TASK STATEMENT: Look over the lines below. Report each one that includes the string "properties".

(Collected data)
-- -- --
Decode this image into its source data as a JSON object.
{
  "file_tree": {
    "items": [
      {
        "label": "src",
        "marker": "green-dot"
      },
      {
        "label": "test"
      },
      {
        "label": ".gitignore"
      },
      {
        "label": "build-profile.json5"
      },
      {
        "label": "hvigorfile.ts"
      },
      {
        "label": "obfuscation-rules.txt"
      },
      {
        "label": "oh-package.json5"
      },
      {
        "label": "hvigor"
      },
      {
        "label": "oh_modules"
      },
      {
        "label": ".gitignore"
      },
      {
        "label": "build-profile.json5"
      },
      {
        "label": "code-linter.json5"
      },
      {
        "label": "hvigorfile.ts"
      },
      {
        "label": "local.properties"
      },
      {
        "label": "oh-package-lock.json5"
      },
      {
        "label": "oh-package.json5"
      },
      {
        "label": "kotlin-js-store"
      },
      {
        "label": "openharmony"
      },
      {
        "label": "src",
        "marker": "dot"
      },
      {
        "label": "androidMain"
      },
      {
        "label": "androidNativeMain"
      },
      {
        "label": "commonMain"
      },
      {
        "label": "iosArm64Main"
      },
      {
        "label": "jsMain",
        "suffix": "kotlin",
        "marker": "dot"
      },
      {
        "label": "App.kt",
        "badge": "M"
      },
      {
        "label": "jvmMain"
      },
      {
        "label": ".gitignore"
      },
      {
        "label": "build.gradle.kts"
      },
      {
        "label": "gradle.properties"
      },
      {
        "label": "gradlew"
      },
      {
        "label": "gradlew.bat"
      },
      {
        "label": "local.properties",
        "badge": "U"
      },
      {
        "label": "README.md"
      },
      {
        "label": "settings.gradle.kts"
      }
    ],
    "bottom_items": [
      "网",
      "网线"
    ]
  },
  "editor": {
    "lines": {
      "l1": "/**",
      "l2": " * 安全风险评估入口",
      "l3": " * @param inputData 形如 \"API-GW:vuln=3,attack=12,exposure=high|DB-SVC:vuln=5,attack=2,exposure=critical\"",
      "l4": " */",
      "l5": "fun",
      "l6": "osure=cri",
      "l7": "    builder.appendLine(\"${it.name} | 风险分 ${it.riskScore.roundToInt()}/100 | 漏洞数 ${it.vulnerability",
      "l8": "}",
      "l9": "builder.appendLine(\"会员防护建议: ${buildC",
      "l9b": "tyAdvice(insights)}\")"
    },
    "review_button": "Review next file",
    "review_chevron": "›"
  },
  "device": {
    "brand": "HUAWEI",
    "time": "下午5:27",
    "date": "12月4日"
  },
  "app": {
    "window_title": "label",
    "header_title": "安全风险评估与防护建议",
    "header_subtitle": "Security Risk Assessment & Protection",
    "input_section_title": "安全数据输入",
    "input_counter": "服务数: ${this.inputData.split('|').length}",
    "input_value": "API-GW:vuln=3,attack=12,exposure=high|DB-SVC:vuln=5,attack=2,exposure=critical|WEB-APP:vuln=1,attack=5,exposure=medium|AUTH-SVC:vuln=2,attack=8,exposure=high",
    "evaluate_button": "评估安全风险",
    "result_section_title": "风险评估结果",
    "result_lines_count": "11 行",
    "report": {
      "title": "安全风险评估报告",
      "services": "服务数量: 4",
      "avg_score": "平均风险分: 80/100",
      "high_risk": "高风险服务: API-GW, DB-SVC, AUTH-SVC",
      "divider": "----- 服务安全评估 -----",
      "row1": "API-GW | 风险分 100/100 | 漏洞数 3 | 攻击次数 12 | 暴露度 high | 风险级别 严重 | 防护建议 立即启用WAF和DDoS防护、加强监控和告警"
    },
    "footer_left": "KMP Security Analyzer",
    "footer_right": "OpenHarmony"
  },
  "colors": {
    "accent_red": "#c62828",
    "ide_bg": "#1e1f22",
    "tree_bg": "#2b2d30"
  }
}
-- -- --
WORKED SOLUTION:
        "label": "local.properties"
        "label": "gradle.properties"
        "label": "local.properties",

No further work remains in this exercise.